August 9, 2016, PLLR E-Newsletter | The American Association For Justice Archive

August 9, 2016, PLLR E-Newsletter

PLLR logo


Asbestos in brake products contributed to man’s mesothelioma

Warning sign reads: danger asbestos

The plaintiff alleged that various manufacturers and suppliers of asbestos-containing products failed to warn of their products’ asbestos dangers. Conda v. 3M Co.

Ronald Conda worked for Northern States Power (NSP) for nearly 30 years, from 1967 to 1996. As an ironworker and rigger, Conda worked with boilers, turbines, pumps, and other equipment containing asbestos components and insulation. A lifetime car enthusiast, Conda also spent years doing brake work for family members and friends, changing and sanding asbestos brake shoes.

In June 2015, Conda was diagnosed with mesothelioma. He died of the disease about six months later, at age 78, survived by his wife, four adult children, and several grandchildren.

Before his death, Conda sued various manufacturers and suppliers of asbestos-containing products, including boiler manufacturer Foster Wheeler Corp. and Honeywell International, whose subsidiary, Bendix, manufactured automotive brakes. The plaintiff argued, among other things, that the defendants failed to warn of their products’ asbestos dangers.

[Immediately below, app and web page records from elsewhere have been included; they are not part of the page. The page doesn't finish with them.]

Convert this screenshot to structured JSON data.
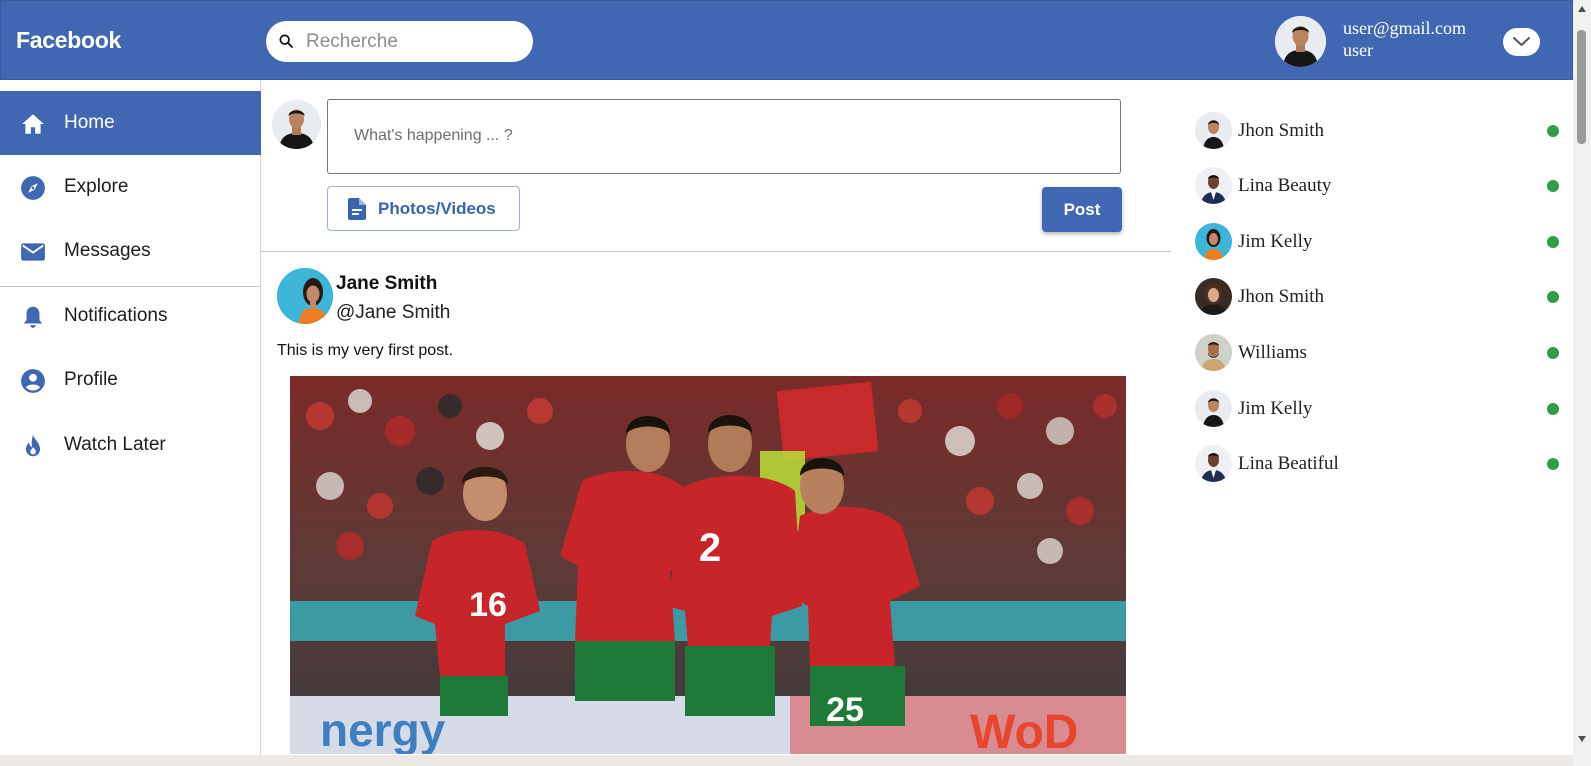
{
  "header": {
    "brand": "Facebook",
    "search_placeholder": "Recherche",
    "user_email": "user@gmail.com",
    "user_name": "user"
  },
  "sidebar": {
    "items": [
      {
        "label": "Home",
        "icon": "home-icon",
        "active": true
      },
      {
        "label": "Explore",
        "icon": "compass-icon",
        "active": false
      },
      {
        "label": "Messages",
        "icon": "mail-icon",
        "active": false
      },
      {
        "label": "Notifications",
        "icon": "bell-icon",
        "active": false
      },
      {
        "label": "Profile",
        "icon": "account-icon",
        "active": false
      },
      {
        "label": "Watch Later",
        "icon": "flame-icon",
        "active": false
      }
    ]
  },
  "composer": {
    "placeholder": "What's happening ... ?",
    "media_label": "Photos/Videos",
    "post_label": "Post"
  },
  "post": {
    "author": "Jane Smith",
    "handle": "@Jane Smith",
    "text": "This is my very first post.",
    "image_kit_numbers": [
      "16",
      "2",
      "25"
    ],
    "image_banner_text": "nergy",
    "image_banner_text_right": "WoD"
  },
  "contacts": [
    {
      "name": "Jhon Smith",
      "online": true
    },
    {
      "name": "Lina Beauty",
      "online": true
    },
    {
      "name": "Jim Kelly",
      "online": true
    },
    {
      "name": "Jhon Smith",
      "online": true
    },
    {
      "name": "Williams",
      "online": true
    },
    {
      "name": "Jim Kelly",
      "online": true
    },
    {
      "name": "Lina Beatiful",
      "online": true
    }
  ],
  "colors": {
    "brand_blue": "#4267b2",
    "online_green": "#2e9e48"
  }
}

A number of companies, including Foster Wheeler, settled before or during trial for confidential amounts, and the case proceeded against Honeywell. The plaintiff presented evidence that Bendix was aware that asbestos causes disease; that brake work causes substantial exposures, often in violation of federal law; and that mechanics were largely unaware of exposure risks, but the company chose not to warn them for years.  

In addition to noneconomic damages, the plaintiff sought medical expenses and retirement benefits totaling about $223,600.

Honeywell argued that the chrysotile asbestos contained in its brake products was not capable of causing mesothelioma. 

The jury allocated fault at 10 percent each to Honeywell and Foster Wheeler and 80 percent to NSP, which was not a defendant. The jury then awarded about $3.72 million. After allocation of fault, Honeywell is responsible for about $372,400.

Citation: Conda v. 3M Co., No. 62-CV-15-4651 (Minn. Dist. Ct. Ramsey Cnty. June 8, 2016). 

Plaintiff counsel: AAJ members Jessica M. Dean and Ben Braly, both of Dallas; and Jennifer M. McKibben, Minneapolis.

Plaintiff experts: Arnold Brody, cell biology, Raleigh, N.C.; and Eugene Mark, pathology, and Ed Holstein, occupational medicine, both of Boston.

Defense experts: Charles Blake, industrial hygiene, Kennesaw, Ga.; Michael Graham, pathology, St. Louis; and David Garabrant, epidemiology, Chicago.